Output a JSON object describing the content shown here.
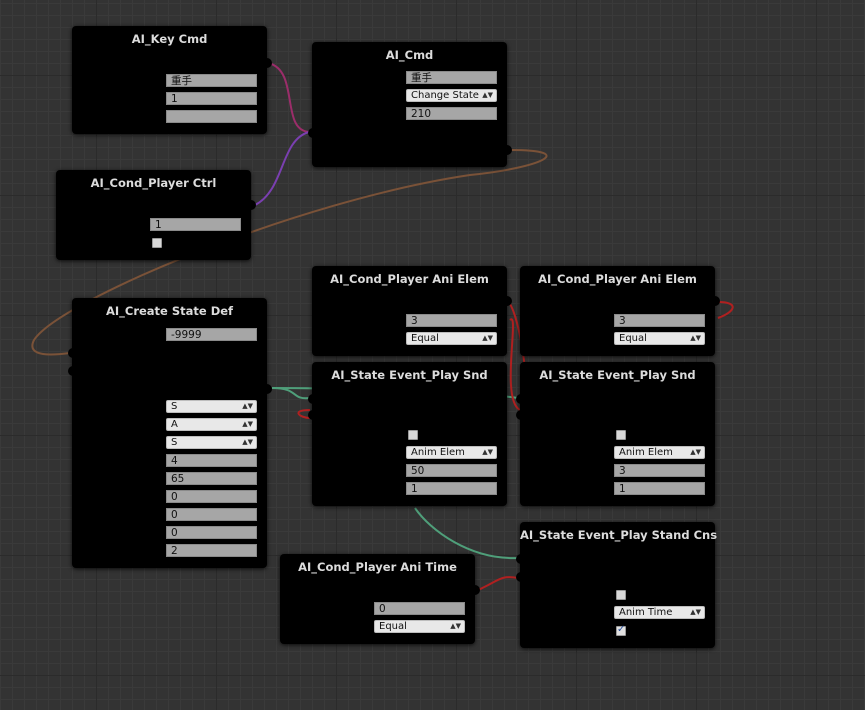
{
  "nodes": {
    "key_cmd": {
      "title": "AI_Key Cmd",
      "field1": "重手",
      "field2": "1",
      "field3": ""
    },
    "cmd": {
      "title": "AI_Cmd",
      "field1": "重手",
      "select1": "Change State",
      "field2": "210"
    },
    "player_ctrl": {
      "title": "AI_Cond_Player Ctrl",
      "field1": "1"
    },
    "create_state": {
      "title": "AI_Create State Def",
      "field_top": "-9999",
      "selects": [
        "S",
        "A",
        "S"
      ],
      "fields": [
        "4",
        "65",
        "0",
        "0",
        "0",
        "2"
      ]
    },
    "ani_elem_1": {
      "title": "AI_Cond_Player Ani Elem",
      "field1": "3",
      "select1": "Equal"
    },
    "ani_elem_2": {
      "title": "AI_Cond_Player Ani Elem",
      "field1": "3",
      "select1": "Equal"
    },
    "play_snd_1": {
      "title": "AI_State Event_Play Snd",
      "select1": "Anim Elem",
      "field1": "50",
      "field2": "1"
    },
    "play_snd_2": {
      "title": "AI_State Event_Play Snd",
      "select1": "Anim Elem",
      "field1": "3",
      "field2": "1"
    },
    "ani_time": {
      "title": "AI_Cond_Player Ani Time",
      "field1": "0",
      "select1": "Equal"
    },
    "stand_cns": {
      "title": "AI_State Event_Play Stand Cns",
      "select1": "Anim Time"
    }
  },
  "colors": {
    "background": "#333333",
    "node": "#000000",
    "wire_pink": "#9b2d6a",
    "wire_purple": "#7a3fb0",
    "wire_orange": "#7a5238",
    "wire_green": "#4f9f7a",
    "wire_red": "#b02020"
  },
  "icons": {
    "dropdown": "caret-updown-icon",
    "checkbox_checked": "checkmark-icon"
  }
}
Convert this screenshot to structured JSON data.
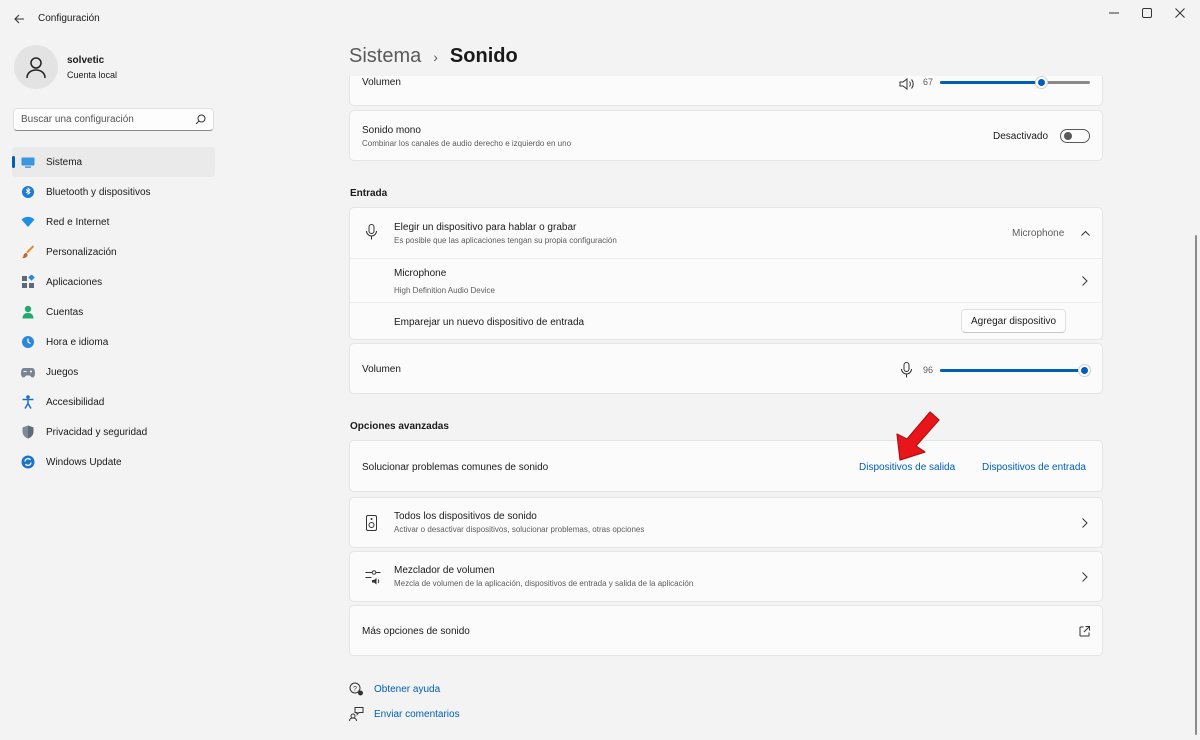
{
  "window": {
    "title": "Configuración"
  },
  "profile": {
    "name": "solvetic",
    "account_type": "Cuenta local"
  },
  "search": {
    "placeholder": "Buscar una configuración"
  },
  "sidebar": {
    "items": [
      {
        "label": "Sistema",
        "icon": "system-icon",
        "active": true
      },
      {
        "label": "Bluetooth y dispositivos",
        "icon": "bluetooth-icon"
      },
      {
        "label": "Red e Internet",
        "icon": "wifi-icon"
      },
      {
        "label": "Personalización",
        "icon": "brush-icon"
      },
      {
        "label": "Aplicaciones",
        "icon": "apps-icon"
      },
      {
        "label": "Cuentas",
        "icon": "person-icon"
      },
      {
        "label": "Hora e idioma",
        "icon": "globe-clock-icon"
      },
      {
        "label": "Juegos",
        "icon": "gamepad-icon"
      },
      {
        "label": "Accesibilidad",
        "icon": "accessibility-icon"
      },
      {
        "label": "Privacidad y seguridad",
        "icon": "shield-icon"
      },
      {
        "label": "Windows Update",
        "icon": "update-icon"
      }
    ]
  },
  "breadcrumb": {
    "parent": "Sistema",
    "separator": "›",
    "current": "Sonido"
  },
  "output": {
    "volume_label": "Volumen",
    "volume_value": "67",
    "volume_fraction": 0.67,
    "mono_title": "Sonido mono",
    "mono_desc": "Combinar los canales de audio derecho e izquierdo en uno",
    "mono_state": "Desactivado"
  },
  "input": {
    "heading": "Entrada",
    "choose_title": "Elegir un dispositivo para hablar o grabar",
    "choose_desc": "Es posible que las aplicaciones tengan su propia configuración",
    "selected_device": "Microphone",
    "device_name": "Microphone",
    "device_desc": "High Definition Audio Device",
    "pair_label": "Emparejar un nuevo dispositivo de entrada",
    "add_button": "Agregar dispositivo",
    "volume_label": "Volumen",
    "volume_value": "96",
    "volume_fraction": 0.96
  },
  "advanced": {
    "heading": "Opciones avanzadas",
    "troubleshoot_label": "Solucionar problemas comunes de sonido",
    "output_link": "Dispositivos de salida",
    "input_link": "Dispositivos de entrada",
    "all_devices_title": "Todos los dispositivos de sonido",
    "all_devices_desc": "Activar o desactivar dispositivos, solucionar problemas, otras opciones",
    "mixer_title": "Mezclador de volumen",
    "mixer_desc": "Mezcla de volumen de la aplicación, dispositivos de entrada y salida de la aplicación",
    "more_options": "Más opciones de sonido"
  },
  "footer": {
    "help": "Obtener ayuda",
    "feedback": "Enviar comentarios"
  },
  "colors": {
    "accent": "#005fb8",
    "annotation_arrow": "#e8161b"
  }
}
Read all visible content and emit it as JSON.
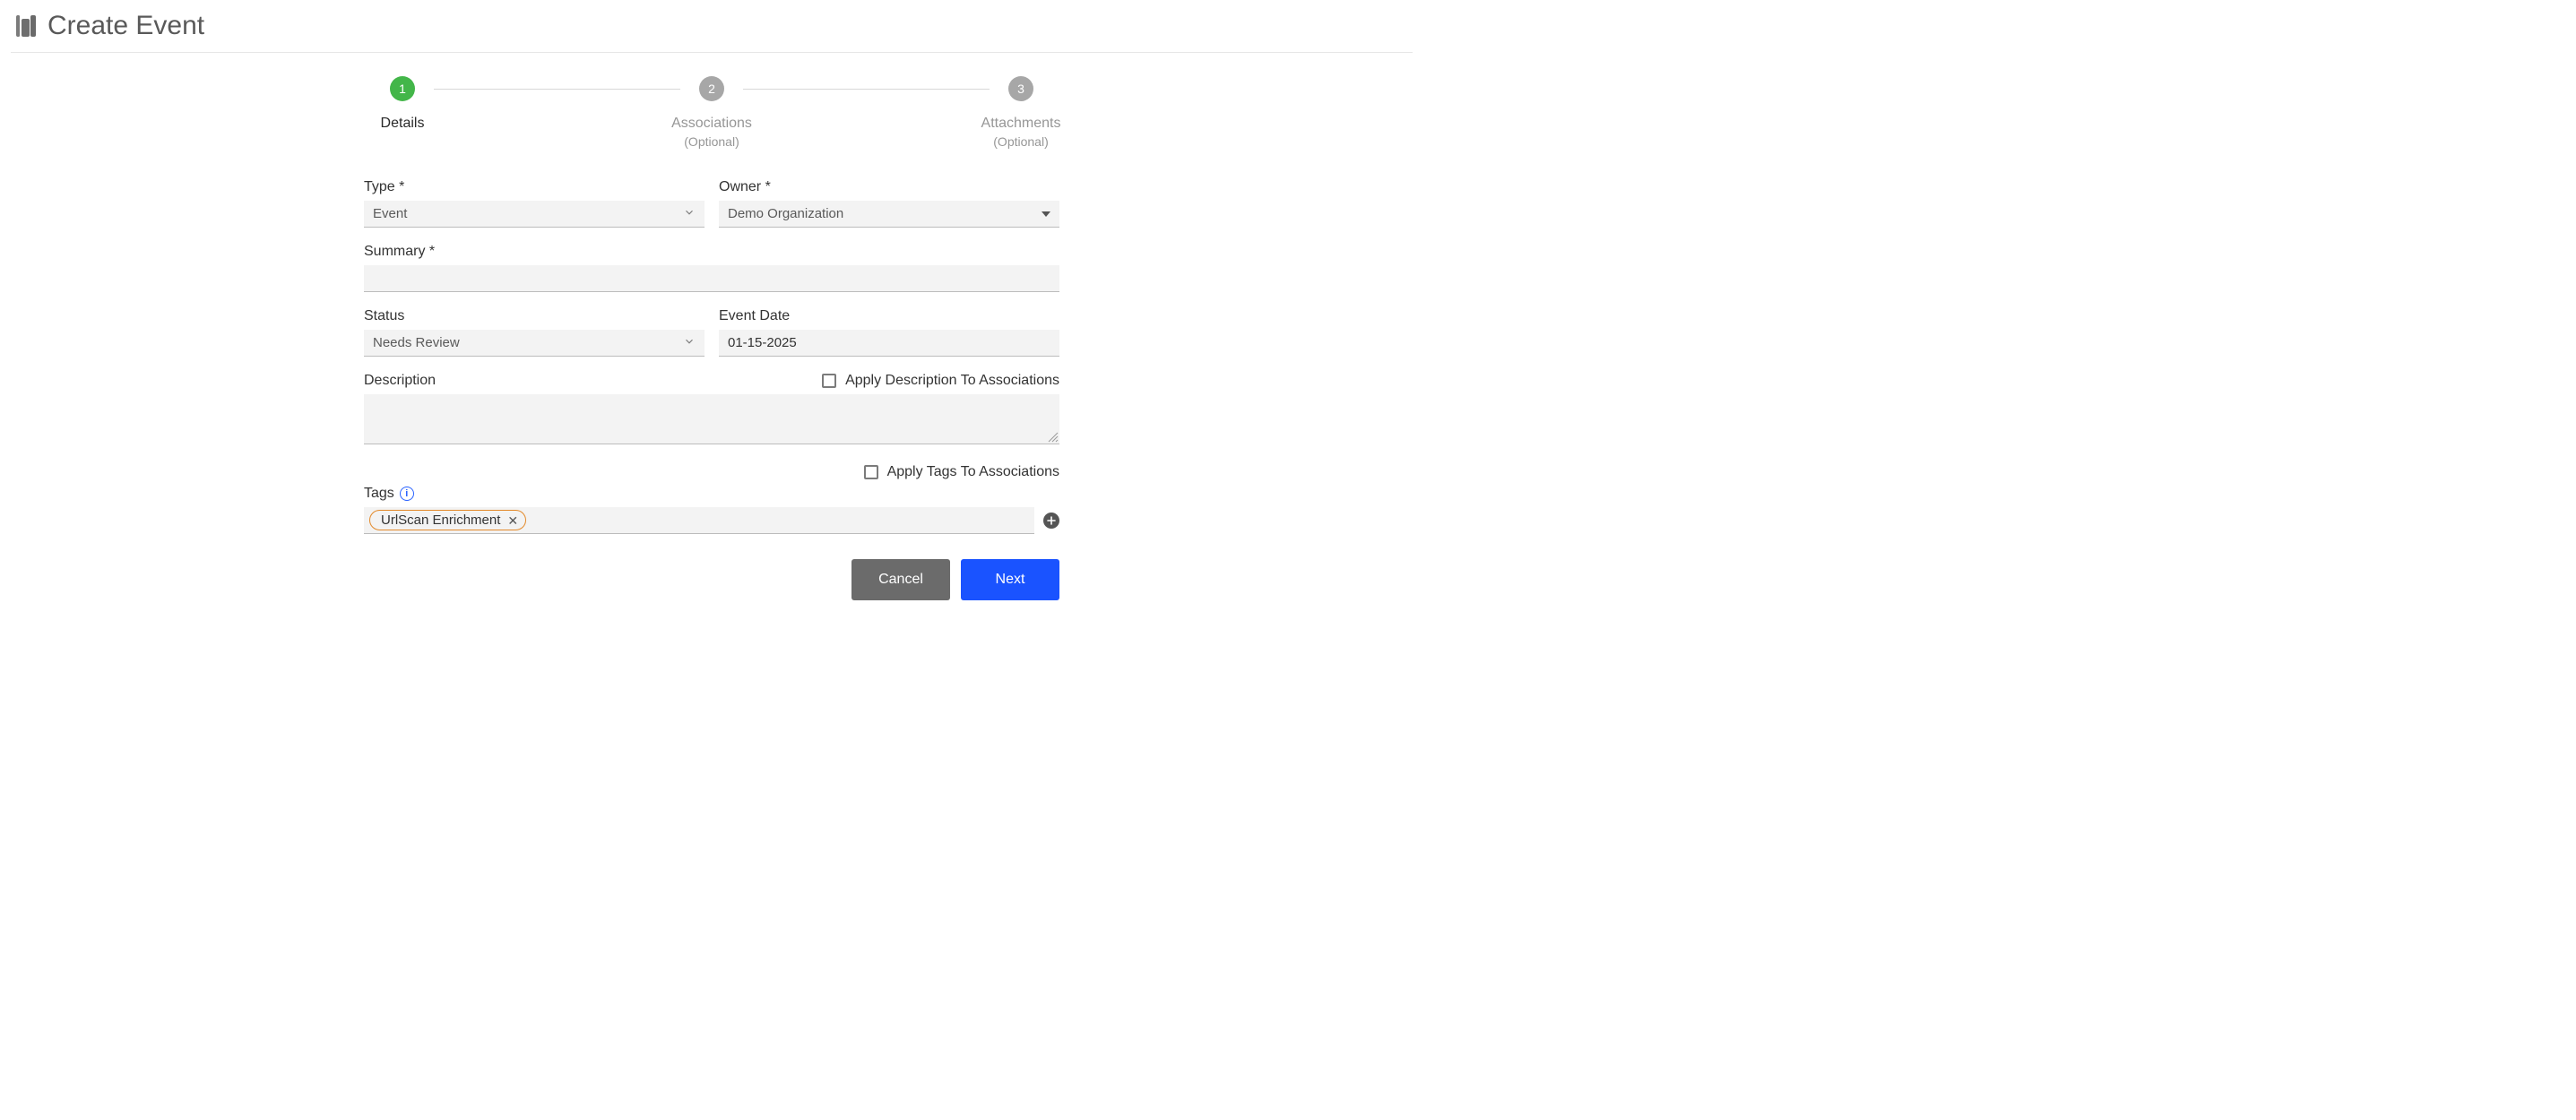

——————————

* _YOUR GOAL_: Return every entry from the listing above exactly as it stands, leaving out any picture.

* _ANSWER TO THE PROBLEM_:
Output a JSON object describing the content shown here.
{
  "nodes": {
    "key_cmd": {
      "title": "AI_Key Cmd",
      "field1": "重手",
      "field2": "1",
      "field3": ""
    },
    "cmd": {
      "title": "AI_Cmd",
      "field1": "重手",
      "select1": "Change State",
      "field2": "210"
    },
    "player_ctrl": {
      "title": "AI_Cond_Player Ctrl",
      "field1": "1"
    },
    "create_state": {
      "title": "AI_Create State Def",
      "field_top": "-9999",
      "selects": [
        "S",
        "A",
        "S"
      ],
      "fields": [
        "4",
        "65",
        "0",
        "0",
        "0",
        "2"
      ]
    },
    "ani_elem_1": {
      "title": "AI_Cond_Player Ani Elem",
      "field1": "3",
      "select1": "Equal"
    },
    "ani_elem_2": {
      "title": "AI_Cond_Player Ani Elem",
      "field1": "3",
      "select1": "Equal"
    },
    "play_snd_1": {
      "title": "AI_State Event_Play Snd",
      "select1": "Anim Elem",
      "field1": "50",
      "field2": "1"
    },
    "play_snd_2": {
      "title": "AI_State Event_Play Snd",
      "select1": "Anim Elem",
      "field1": "3",
      "field2": "1"
    },
    "ani_time": {
      "title": "AI_Cond_Player Ani Time",
      "field1": "0",
      "select1": "Equal"
    },
    "stand_cns": {
      "title": "AI_State Event_Play Stand Cns",
      "select1": "Anim Time"
    }
  },
  "colors": {
    "background": "#333333",
    "node": "#000000",
    "wire_pink": "#9b2d6a",
    "wire_purple": "#7a3fb0",
    "wire_orange": "#7a5238",
    "wire_green": "#4f9f7a",
    "wire_red": "#b02020"
  },
  "icons": {
    "dropdown": "caret-updown-icon",
    "checkbox_checked": "checkmark-icon"
  }
}
Convert this screenshot to structured JSON data.
{
  "window": {
    "title": "Configuración"
  },
  "profile": {
    "name": "solvetic",
    "account_type": "Cuenta local"
  },
  "search": {
    "placeholder": "Buscar una configuración"
  },
  "sidebar": {
    "items": [
      {
        "label": "Sistema",
        "icon": "system-icon",
        "active": true
      },
      {
        "label": "Bluetooth y dispositivos",
        "icon": "bluetooth-icon"
      },
      {
        "label": "Red e Internet",
        "icon": "wifi-icon"
      },
      {
        "label": "Personalización",
        "icon": "brush-icon"
      },
      {
        "label": "Aplicaciones",
        "icon": "apps-icon"
      },
      {
        "label": "Cuentas",
        "icon": "person-icon"
      },
      {
        "label": "Hora e idioma",
        "icon": "globe-clock-icon"
      },
      {
        "label": "Juegos",
        "icon": "gamepad-icon"
      },
      {
        "label": "Accesibilidad",
        "icon": "accessibility-icon"
      },
      {
        "label": "Privacidad y seguridad",
        "icon": "shield-icon"
      },
      {
        "label": "Windows Update",
        "icon": "update-icon"
      }
    ]
  },
  "breadcrumb": {
    "parent": "Sistema",
    "separator": "›",
    "current": "Sonido"
  },
  "output": {
    "volume_label": "Volumen",
    "volume_value": "67",
    "volume_fraction": 0.67,
    "mono_title": "Sonido mono",
    "mono_desc": "Combinar los canales de audio derecho e izquierdo en uno",
    "mono_state": "Desactivado"
  },
  "input": {
    "heading": "Entrada",
    "choose_title": "Elegir un dispositivo para hablar o grabar",
    "choose_desc": "Es posible que las aplicaciones tengan su propia configuración",
    "selected_device": "Microphone",
    "device_name": "Microphone",
    "device_desc": "High Definition Audio Device",
    "pair_label": "Emparejar un nuevo dispositivo de entrada",
    "add_button": "Agregar dispositivo",
    "volume_label": "Volumen",
    "volume_value": "96",
    "volume_fraction": 0.96
  },
  "advanced": {
    "heading": "Opciones avanzadas",
    "troubleshoot_label": "Solucionar problemas comunes de sonido",
    "output_link": "Dispositivos de salida",
    "input_link": "Dispositivos de entrada",
    "all_devices_title": "Todos los dispositivos de sonido",
    "all_devices_desc": "Activar o desactivar dispositivos, solucionar problemas, otras opciones",
    "mixer_title": "Mezclador de volumen",
    "mixer_desc": "Mezcla de volumen de la aplicación, dispositivos de entrada y salida de la aplicación",
    "more_options": "Más opciones de sonido"
  },
  "footer": {
    "help": "Obtener ayuda",
    "feedback": "Enviar comentarios"
  },
  "colors": {
    "accent": "#005fb8",
    "annotation_arrow": "#e8161b"
  }
}
Read all visible content and emit it as JSON.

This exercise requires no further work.